But despite the ecstatic energy all around, not all can share these feelings. Some remain living in unsafe anti-LGBTQ+ homes and countries, battling between the desire of self-expression and concealment. I came to Sydney with the excitement of finally being able to truly live. No family or friends I knew to spew homophobic comments that I had to feign agreement with. Yet despite living here for more than a year, these ideologies still linger internally. Don’t cross your legs; don’t wear bright colours; don’t dye your hair; don’t limp your wrists. Don’t be feminine, sentimental, or expressive. Don’t be gay. Be the straight stoic man society needs you to be, or you’ll burn in Hell.
And mostly, I was. I remember the middle school night I looked up “How can I be more masculine?”. All I had to do was manspread, speak loudly, and be devoid of emotion. Just follow the actions this article suggests and you will not be killed for being who you are.
I’d like to believe that I’ve grown at least a little since then. Now, I allow myself to feel some comfort while studying in Australia, a country ranked as one of the most LGBTQ+ safe countries worldwide. But I am still impacted by the actions I’ve taken to fit in – to survive – in a society that inherently did not want me. I am still wary of the pitch of my voice, the movements of my hands as I speak, and the way I stand.

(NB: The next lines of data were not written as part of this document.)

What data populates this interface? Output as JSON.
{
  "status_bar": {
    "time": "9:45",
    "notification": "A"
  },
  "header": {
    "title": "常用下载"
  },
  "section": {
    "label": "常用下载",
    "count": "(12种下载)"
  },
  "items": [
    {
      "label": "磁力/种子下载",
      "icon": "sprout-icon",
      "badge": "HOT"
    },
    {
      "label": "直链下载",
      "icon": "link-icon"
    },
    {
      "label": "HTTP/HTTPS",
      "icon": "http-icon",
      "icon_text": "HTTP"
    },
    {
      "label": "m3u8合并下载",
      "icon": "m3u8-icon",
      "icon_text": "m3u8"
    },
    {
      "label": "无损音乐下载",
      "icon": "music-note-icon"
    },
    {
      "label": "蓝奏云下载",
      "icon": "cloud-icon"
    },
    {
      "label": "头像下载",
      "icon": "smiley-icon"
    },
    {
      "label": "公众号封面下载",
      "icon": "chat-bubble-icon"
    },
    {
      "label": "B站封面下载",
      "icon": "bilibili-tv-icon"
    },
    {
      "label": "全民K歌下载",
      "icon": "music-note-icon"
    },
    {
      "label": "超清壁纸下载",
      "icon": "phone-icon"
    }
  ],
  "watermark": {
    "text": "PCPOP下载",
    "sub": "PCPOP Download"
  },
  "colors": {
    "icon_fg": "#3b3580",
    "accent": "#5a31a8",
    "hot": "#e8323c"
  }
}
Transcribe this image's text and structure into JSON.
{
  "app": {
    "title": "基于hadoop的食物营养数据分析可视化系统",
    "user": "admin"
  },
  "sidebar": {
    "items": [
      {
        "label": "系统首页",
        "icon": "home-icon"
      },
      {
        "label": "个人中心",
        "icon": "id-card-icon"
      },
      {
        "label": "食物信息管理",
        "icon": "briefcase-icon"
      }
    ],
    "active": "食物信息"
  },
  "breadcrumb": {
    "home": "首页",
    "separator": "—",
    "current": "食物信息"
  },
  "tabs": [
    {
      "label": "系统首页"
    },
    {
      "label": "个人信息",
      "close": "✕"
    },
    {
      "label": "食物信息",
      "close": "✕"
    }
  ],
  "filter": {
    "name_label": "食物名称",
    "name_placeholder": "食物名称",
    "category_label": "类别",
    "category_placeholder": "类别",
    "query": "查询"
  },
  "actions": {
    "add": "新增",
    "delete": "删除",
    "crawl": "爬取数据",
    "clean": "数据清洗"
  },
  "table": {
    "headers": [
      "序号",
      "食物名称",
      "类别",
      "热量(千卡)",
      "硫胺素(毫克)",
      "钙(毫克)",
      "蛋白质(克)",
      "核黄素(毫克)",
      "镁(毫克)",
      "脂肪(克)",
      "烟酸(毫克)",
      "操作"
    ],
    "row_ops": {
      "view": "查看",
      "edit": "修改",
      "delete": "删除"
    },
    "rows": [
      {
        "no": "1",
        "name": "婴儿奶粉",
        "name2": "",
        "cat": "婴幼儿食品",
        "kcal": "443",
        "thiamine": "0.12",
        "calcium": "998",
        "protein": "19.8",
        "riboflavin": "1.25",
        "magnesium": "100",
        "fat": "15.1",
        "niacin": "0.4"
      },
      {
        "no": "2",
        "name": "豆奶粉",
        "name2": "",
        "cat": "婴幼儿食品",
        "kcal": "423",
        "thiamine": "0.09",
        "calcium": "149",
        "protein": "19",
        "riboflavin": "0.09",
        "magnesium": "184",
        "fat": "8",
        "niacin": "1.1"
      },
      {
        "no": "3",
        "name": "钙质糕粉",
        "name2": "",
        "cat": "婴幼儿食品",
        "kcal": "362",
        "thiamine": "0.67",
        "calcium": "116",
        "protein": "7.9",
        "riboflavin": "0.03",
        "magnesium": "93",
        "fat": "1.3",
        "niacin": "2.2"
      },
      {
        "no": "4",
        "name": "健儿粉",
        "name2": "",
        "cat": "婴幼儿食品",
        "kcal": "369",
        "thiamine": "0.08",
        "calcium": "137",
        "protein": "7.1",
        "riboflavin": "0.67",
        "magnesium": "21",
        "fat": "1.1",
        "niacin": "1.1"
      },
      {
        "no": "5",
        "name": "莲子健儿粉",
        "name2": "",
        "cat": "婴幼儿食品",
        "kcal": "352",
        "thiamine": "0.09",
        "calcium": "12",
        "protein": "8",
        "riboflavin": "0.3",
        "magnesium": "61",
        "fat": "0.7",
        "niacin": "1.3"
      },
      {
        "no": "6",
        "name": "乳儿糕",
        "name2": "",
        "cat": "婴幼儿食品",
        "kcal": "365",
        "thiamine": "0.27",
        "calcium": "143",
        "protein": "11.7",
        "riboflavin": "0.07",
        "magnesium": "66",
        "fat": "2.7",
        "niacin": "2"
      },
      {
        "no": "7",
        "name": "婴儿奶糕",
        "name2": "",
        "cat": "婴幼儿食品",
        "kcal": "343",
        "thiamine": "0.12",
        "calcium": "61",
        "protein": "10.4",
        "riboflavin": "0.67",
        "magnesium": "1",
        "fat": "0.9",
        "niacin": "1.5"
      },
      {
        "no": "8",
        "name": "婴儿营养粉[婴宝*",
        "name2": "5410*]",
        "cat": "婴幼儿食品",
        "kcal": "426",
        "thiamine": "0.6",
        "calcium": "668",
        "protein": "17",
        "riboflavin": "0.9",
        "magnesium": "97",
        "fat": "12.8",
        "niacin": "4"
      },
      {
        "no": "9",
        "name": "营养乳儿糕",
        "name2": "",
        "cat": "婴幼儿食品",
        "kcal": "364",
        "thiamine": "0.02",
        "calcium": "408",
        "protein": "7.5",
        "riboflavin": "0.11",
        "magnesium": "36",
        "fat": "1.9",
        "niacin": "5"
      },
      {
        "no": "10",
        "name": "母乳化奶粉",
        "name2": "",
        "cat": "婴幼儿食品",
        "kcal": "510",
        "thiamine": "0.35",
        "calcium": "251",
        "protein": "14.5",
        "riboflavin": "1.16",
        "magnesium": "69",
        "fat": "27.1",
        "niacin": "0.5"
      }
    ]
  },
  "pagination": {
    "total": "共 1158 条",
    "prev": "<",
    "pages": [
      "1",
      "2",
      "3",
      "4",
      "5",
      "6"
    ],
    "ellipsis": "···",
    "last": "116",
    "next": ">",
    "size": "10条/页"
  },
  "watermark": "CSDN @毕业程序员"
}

I am still nervous around people of my background, worrying if they suspect anything about my sexuality. I am still afraid of using gay dating apps, paranoid that people back home might find out. I am still riddled with anxiety as I decide my livelihood after graduation: go back home, or immigrate somewhere safer completely alone.
It’s all bittersweet really. I love seeing queer people happy in a society that largely allows them to be themselves. It feels comforting seeing people like me speak confidently of their partners and bond over experiences that only other queer people would understand. But I also envy them and their supportive families, their openness about their sexuality, their ability to confront a bigot and stand for their beliefs without fear of ‘outing’ themselves. I envy the fact that the universe allowed them the privilege of being born someplace safe while it shoved me to the side and left me to fend for myself. And maybe it’s selfish to think this way. But after countless nights of praying to a God to fix me, and tears over why I wasn’t like the other kids at school, maybe I deserve to be a little selfish. Still, I do also have some privileges. Whilst just a fleeting few years, at least I can study in a country where I am safe.
Maybe after all the sadness in this piece, it deserves a twist and a happy conclusion. But not all of us can be characters in a movie like “Love, Simon”. So this piece goes out to those who have struggled with experiences similar to the ones described here, who remain stuck unable to live their true selves. Whether you believe in hope or not, I hope someday, somehow, you and I will be able to express our real colours and soar with the wings we have had to keep chained for so long.